He revealed the requirements of prosperity and freedom, the pitfalls of interventionism, the intricacies of the price system, the workings of competition and the market process, and the social benefits of private property and free trade. He explained the causes of inflation and depression and the role of money, entrepreneurship and discovery in a dynamic context. Not least, his work was a devastating reply to the theories of Karl Marx.
His lessons remain a guide to present and future economic policies. Here are a few of his words.
“If taxes grow beyond a moderate limit, they…turn into devices for the destruction of the market economy. The more taxes increase, the more they undermine…the system of taxation itself.”
“The long-term and semi-public credit is a foreign and disturbing element in the structure of the market society. The financial history of the past century shows a steady increase in the amount of public indebtedness. …Sooner or later all these debts will be liquidated in some way or another, but certainly not by payment of interest and principal according to the terms of the contract.”
“Selfish group interests may impel a man to ask [the government] for protection for his own firm. …The only effect of protection is to divert production from those places in which it could produce more per unit of capital and labor expanded to places in which it produces less. It makes people poorer, not more prosperous.”
“Profits…benefit the common man twice. First, in his capacity as a wage earner, by raising the marginal productivity of labor and thereby real wages…. Then later again, in his capacity as a consumer when the products manufactured with the aid of the additional capital flow into the market and become available at the lowest possible prices.”
“Politicians…pretend that their own approach to economic problems is purely practical and free of dogmatic prepossessions. They fail to realize that their policies are determined by definite assumptions about causal relations, i.e., that they are based on definite theories.”

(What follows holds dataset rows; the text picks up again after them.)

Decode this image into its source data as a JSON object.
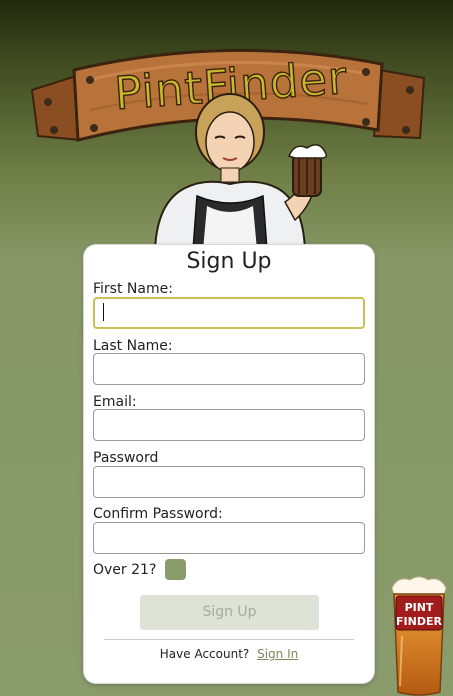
{
  "app": {
    "title": "PintFinder"
  },
  "form": {
    "title": "Sign Up",
    "fields": [
      {
        "label": "First Name:",
        "value": "",
        "focused": true
      },
      {
        "label": "Last Name:",
        "value": ""
      },
      {
        "label": "Email:",
        "value": ""
      },
      {
        "label": "Password",
        "value": ""
      },
      {
        "label": "Confirm Password:",
        "value": ""
      }
    ],
    "over21_label": "Over 21?",
    "over21_checked": false,
    "submit_label": "Sign Up",
    "footer_text": "Have Account?",
    "signin_link": "Sign In"
  },
  "logo": {
    "line1": "PINT",
    "line2": "FINDER"
  },
  "colors": {
    "accent": "#8a9b6c",
    "focus_border": "#cbbf55",
    "link": "#7c8c58",
    "title_gold": "#c9b82a"
  },
  "icons": {
    "header": "wooden-sign-icon",
    "mascot": "barmaid-mascot-icon",
    "logo": "pint-glass-logo-icon"
  }
}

A few of my old professor’s pronouncements went down hard with his students. I was fascinated with the blossoming of quantitative economics, but he would say: “There is no such thing as quantitative economics. All economic quantities we know about are data of economic history.” I sighed and went on to be thoroughly seduced by econometric modeling.
My teacher was a great man, a person of uncompromising intellectual integrity, a giant of the Austrian school of economics. He authored many pioneering books on subjects ranging from the theory of money and credit to socialism to economic epistemology and influenced a generation of economists. If his name is not a household word, his ideas have permeated popular thinking and become part of the conventional wisdom. His master work was Human Action (1949), which enlarged the field of economics by presenting a general theory of choice in all human action. It should be on every congressman’s bookshelf. Today there is an institute and university located in Auburn, Alabama which bear his name and nurture his legacy.
I am grateful to and miss my old New York University professor, Ludwig von Mises.
Alfred Tella is former Georgetown University research professor of economics.